Records Block Start

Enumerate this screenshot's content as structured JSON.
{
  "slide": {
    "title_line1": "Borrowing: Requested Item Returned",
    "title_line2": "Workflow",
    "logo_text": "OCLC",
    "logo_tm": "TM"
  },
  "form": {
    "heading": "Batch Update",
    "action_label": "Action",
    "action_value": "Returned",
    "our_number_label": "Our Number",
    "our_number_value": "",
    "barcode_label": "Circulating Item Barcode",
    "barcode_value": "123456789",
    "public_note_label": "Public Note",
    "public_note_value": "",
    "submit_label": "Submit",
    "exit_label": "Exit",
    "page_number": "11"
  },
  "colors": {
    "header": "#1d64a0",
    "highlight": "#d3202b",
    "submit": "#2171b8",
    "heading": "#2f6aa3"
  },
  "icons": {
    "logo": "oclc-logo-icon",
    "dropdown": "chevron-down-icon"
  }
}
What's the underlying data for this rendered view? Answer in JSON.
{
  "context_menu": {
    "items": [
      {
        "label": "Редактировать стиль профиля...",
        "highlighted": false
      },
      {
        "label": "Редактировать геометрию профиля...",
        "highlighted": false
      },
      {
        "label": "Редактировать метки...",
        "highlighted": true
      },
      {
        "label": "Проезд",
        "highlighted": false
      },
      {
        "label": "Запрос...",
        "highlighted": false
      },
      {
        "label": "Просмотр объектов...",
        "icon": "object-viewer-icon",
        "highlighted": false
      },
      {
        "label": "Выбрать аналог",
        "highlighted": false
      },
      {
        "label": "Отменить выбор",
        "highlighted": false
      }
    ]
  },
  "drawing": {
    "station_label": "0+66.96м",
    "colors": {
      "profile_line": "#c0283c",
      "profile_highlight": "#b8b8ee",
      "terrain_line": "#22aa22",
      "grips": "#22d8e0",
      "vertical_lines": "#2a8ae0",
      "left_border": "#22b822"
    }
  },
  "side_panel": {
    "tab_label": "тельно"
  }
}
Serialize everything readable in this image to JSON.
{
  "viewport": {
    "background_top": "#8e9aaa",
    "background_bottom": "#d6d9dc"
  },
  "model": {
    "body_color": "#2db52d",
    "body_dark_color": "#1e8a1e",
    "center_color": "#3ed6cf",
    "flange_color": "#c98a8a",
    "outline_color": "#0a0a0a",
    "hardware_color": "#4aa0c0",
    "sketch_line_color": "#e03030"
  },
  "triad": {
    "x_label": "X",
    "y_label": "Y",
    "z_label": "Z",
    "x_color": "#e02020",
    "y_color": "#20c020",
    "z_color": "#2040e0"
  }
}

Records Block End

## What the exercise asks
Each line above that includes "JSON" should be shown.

## Result below
Enumerate this screenshot's content as structured JSON.
What's the underlying data for this rendered view? Answer in JSON.
Serialize everything readable in this image to JSON.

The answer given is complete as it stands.